When I was twenty-one, I was appointed instructor to the police at Kioto, and during the time I was there I still went on learning, studying at that time in the great Uyemura School. Here, again, I proved my self so proficient that I learnt their secrets before I moved on to Osaka to teach the police there. At Osaka I worked under another great teacher, Handa, and in this way I mastered the secrets of three distinct schools of ju-jitsu.


During, and subsequent to this time I went in for numerous contests, and I am probably more proud at being able to tell you that I have never been beaten in any important match than your English gentlemen are of winning the Derby.


It was in Osaka, last May, that I went through the most trying contests I have ever taken part in, and achieved the greatest success of my career by beating all who opposed me. For this an unusual honor was paid me in the shape of a gold medal, which was presented to me by the Crown Prince of Japan. I have also received a sword of honor from Prince Komatsu, the President of the Butokukai — our national society for the encouragement of ju-jitsu, fencing, and other sports.

大阪にいた、最後の五月、わたしはかつて参加した内で最も困難な競技を経験し、そしてわたしに対抗する全員に勝る事によって我が経歴中最大の成功を遂げた。 この為に尋常ならざる敬意がわたしに払われたのは、日本の皇太子によってわたしに贈られた所の、金メダルという形に於いてであった。わたしはまた小松宮親王、武徳会の総裁からの名誉の刀を受け取った…武徳会は柔術、剣術や他の武術を奨励する為の国民協会である。

What I am specially proud of, however, is that at the age of twenty-two I was admitted to the fifth degree in ju-jitsu. This is rarely attained before the age of thirty five, and then is conferred more as an honorable recognition of a closing career than as the reward of real proficiency.


Now I suppose you will want to know something about my training. Well, that is soon told. My only training has been hard work. We Japanese athletes pay no attention to diet, but just eat and drink and smoke like everyone else. But those of us who are specially keen go through trials of endurance which the others will not face.


What sort of condition I am in you may judge from the fact that from ten o’clock in the morning, when I commence giving lessons in the Japanese school of Ju-jitsu, which Yukio Tani and I have founded in London at 305 Oxford-street, till eleven o’clock in the evening, when I finish my last bout on the stage, I am practically wrestling all day!

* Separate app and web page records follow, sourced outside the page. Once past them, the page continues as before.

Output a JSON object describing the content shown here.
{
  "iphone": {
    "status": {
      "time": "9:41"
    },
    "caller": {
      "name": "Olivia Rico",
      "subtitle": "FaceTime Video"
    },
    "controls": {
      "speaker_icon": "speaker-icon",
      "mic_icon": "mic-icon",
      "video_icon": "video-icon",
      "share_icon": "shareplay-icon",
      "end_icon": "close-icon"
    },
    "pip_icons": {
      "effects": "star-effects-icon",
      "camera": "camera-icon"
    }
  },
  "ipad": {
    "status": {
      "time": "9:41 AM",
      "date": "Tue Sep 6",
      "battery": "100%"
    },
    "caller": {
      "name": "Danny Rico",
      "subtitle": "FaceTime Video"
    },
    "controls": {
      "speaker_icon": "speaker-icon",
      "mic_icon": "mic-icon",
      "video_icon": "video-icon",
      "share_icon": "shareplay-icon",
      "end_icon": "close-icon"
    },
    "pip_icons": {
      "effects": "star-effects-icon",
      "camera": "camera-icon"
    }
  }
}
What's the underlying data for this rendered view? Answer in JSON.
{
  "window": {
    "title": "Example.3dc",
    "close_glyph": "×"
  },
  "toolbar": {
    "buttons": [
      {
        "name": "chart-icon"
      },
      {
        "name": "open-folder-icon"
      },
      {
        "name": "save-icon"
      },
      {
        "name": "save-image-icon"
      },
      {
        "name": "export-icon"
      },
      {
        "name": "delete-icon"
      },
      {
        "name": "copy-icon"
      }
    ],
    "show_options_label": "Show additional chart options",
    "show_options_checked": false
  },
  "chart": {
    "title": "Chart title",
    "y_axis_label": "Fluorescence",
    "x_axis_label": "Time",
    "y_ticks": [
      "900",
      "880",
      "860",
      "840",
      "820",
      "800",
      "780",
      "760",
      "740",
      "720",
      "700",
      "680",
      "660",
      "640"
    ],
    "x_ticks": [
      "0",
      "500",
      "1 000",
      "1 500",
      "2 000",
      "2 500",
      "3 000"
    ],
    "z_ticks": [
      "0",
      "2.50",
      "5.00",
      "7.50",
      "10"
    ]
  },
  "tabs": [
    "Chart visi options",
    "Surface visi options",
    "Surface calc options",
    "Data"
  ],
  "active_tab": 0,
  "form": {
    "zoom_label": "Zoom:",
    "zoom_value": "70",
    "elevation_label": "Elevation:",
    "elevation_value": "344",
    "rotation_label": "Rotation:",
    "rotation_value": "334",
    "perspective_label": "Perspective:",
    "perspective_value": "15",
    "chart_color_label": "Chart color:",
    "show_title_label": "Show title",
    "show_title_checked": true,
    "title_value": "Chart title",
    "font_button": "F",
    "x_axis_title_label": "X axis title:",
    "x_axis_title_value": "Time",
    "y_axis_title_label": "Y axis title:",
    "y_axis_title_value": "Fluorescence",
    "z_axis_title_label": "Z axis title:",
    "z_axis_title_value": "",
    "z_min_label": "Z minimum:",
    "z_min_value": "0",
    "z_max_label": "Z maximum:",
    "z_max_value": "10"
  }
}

All my efforts now are centred upon trying to make ju-jitsu champions out of other people, but, although you Englishmen are eminently suited to become experts, it is difficult to get you to take it seriously. You take it up as an amusement and an exercise, but you do not persevere and stick to it till you become expert. Englishwomen, I think, are far quicker to learn it than the men. I have more than one lady pupil who is very expert, indeed, and I should be sorry for anyone who attacked them now.


I find hard work agrees with me, and I have an excellent appetite. I conform to your ways now that I am in England — which is a country I like very much indeed — by eating English food at English times. That is to say, I have breakfast, lunch, tea, and dinner, all of them at regular times except the last, which is what you call a ‘movable’ feast’ with me. I have it whenever I am hungry.


There is one thing which everyone over here seems very much surprised at. I have never had a cold bath in my life. We don’t go in for cold baths in Japan. If we bathe in the open air it is in the Summer time, when the sea or the river is quite warm. I have several warm baths a day — whenever I have finished practice. If I took a cold bath I should catch cold at once, and
get out of trim.